It may not surpise our regular reader to learn that I’m not a big fan of Bill O’Reilly. So when I was reading a transcript of his interview with the son of a 9/11 victim you can imagine where my sympathies were. Let’s put that aside for now, however, and look at an interesting use of language in the conversation by the interviewee, Jeremy Glick, specifically
“you said it was a moral equivalency, and it’s actually a material equivalency.”
The item under discussion was whether the US attacks on Vietnam and other countries could be equated with the terrorist attacks on the US.

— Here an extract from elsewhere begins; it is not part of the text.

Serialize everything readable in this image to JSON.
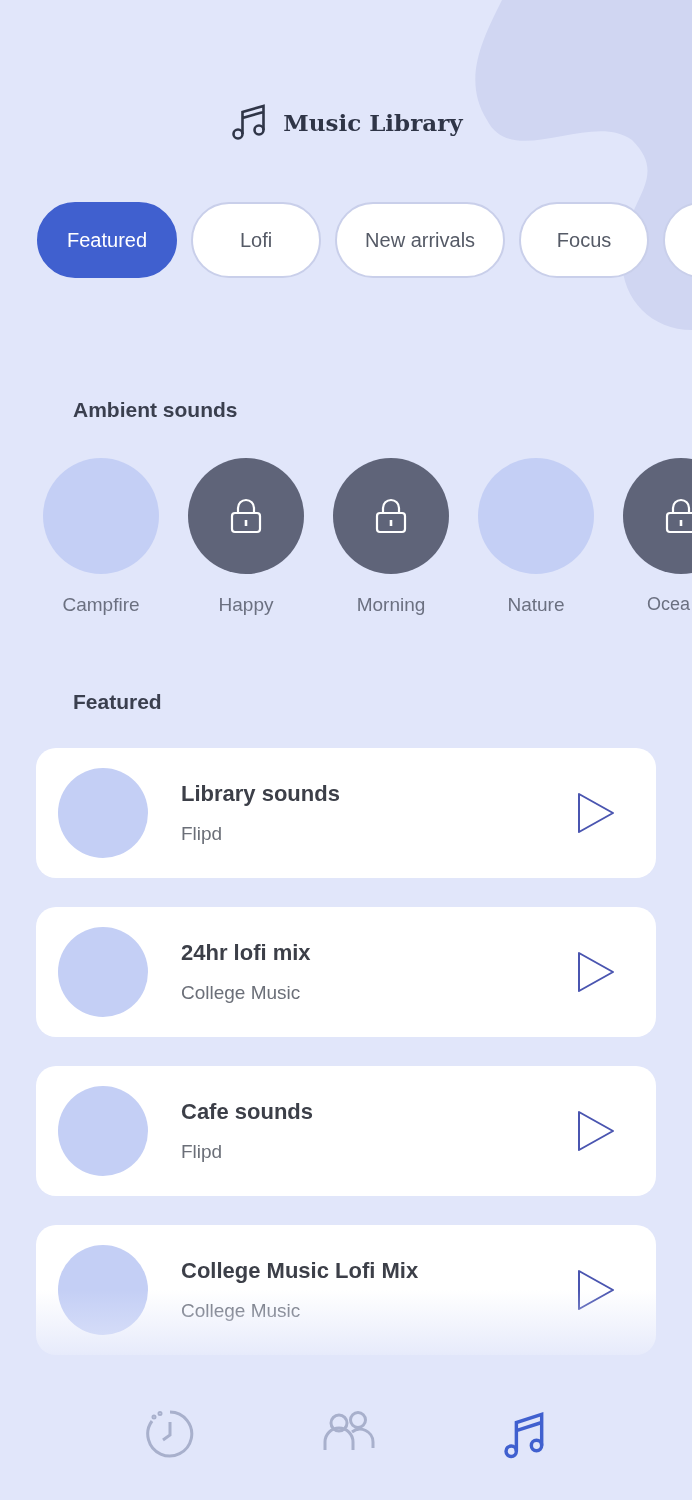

The actions of the US in these earlier wars were, at least some of the time, objectionable. The word objectionable can carry a lot of meaning in this context. You may feel that while they were not what one would wish, they were nonetheless understandable and justified given the circumstances. On the other hand, you may think they were examples of state-executed terrorism. Obviously that latter view would give them an equivalence with the terrorist attacks on the US. Such a debate, I believe, arises because we’re thinking about it as a moral equivalence. If you feel that America’s heart was pure then its actions can be put down to poor execution, or even regrettable miscomprehension of a situation. If you find America to be The Great Satan then the moral equivalance is presumably clear. I imagine most people, myself included, sit somewhere along that continuum.

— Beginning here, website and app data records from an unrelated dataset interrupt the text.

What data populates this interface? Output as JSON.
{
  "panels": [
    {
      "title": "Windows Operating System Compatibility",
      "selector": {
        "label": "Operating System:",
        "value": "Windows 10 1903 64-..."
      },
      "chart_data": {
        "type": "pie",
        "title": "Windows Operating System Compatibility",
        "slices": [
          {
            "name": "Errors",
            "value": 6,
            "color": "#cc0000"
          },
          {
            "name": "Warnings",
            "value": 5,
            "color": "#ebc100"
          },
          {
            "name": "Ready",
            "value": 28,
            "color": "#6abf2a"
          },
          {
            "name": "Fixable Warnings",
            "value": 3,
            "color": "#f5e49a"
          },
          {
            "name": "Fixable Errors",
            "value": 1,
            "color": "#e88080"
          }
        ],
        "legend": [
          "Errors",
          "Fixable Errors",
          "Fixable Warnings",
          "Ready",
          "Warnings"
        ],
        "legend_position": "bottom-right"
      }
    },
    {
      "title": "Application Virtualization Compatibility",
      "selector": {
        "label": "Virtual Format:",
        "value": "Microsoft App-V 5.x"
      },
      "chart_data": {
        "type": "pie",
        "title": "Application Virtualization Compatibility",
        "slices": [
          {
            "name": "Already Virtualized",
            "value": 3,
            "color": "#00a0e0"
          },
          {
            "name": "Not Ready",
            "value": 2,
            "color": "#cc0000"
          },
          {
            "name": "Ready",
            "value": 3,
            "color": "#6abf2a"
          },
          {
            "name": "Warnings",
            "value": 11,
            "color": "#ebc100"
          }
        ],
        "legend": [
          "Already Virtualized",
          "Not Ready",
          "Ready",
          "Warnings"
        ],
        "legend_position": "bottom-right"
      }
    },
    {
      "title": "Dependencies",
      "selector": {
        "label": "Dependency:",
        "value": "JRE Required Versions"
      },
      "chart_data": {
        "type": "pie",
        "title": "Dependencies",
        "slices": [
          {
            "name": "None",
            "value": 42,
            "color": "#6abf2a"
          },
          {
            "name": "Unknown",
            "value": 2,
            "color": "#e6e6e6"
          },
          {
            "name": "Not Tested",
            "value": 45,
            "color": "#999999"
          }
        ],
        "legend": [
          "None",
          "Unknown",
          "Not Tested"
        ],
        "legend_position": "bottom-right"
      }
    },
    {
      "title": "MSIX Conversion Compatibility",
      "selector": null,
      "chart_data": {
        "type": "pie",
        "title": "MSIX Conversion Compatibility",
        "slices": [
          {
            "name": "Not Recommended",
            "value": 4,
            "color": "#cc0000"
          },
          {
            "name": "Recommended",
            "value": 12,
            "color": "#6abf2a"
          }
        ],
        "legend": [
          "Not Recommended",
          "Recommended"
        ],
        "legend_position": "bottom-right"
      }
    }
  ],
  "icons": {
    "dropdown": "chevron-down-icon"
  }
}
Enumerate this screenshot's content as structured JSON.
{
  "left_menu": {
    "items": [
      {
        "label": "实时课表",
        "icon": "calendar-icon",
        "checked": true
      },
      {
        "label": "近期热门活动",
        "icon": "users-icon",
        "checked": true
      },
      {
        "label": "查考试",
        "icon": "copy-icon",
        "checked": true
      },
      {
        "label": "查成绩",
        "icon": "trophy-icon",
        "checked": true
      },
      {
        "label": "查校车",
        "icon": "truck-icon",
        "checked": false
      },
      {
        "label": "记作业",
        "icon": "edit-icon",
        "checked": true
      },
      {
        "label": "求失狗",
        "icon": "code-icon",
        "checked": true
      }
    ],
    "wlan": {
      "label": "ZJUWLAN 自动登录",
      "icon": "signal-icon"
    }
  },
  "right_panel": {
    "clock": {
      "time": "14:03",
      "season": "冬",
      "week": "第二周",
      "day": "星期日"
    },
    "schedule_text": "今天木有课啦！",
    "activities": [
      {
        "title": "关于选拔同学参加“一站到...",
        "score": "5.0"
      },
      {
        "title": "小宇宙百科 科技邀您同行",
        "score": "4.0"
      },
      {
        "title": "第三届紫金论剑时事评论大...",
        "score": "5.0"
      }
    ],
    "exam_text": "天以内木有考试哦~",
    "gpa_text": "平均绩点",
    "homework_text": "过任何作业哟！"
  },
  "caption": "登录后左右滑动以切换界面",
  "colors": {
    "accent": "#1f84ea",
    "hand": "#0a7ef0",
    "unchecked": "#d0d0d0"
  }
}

What I found interesting in Mr Glick’s language was the idea of material equivalance. Was the US morally justified in making Laos the most bombed nation on earth? Was my namesake morally justified in levelling Dresden? Is either side in the Isreali-Palestinian standoff morally justified in its actions? I have little but ill-formed opinions to offer. But when it comes to material equivalance, the case is much easier to make. Ask Kim Phuc about material equivalence. Or the 28,000 Boer women and children who died at the start of the 20th Century. Or any of the millions of Russians, Chinese, Koreans, Rwandans, Ethiopians, Native Americans, hell, just pick a nationality, who died from some internal or external force that was morally equivalent to either beneficence or terrorism to someone.
Materially, they’re still dead.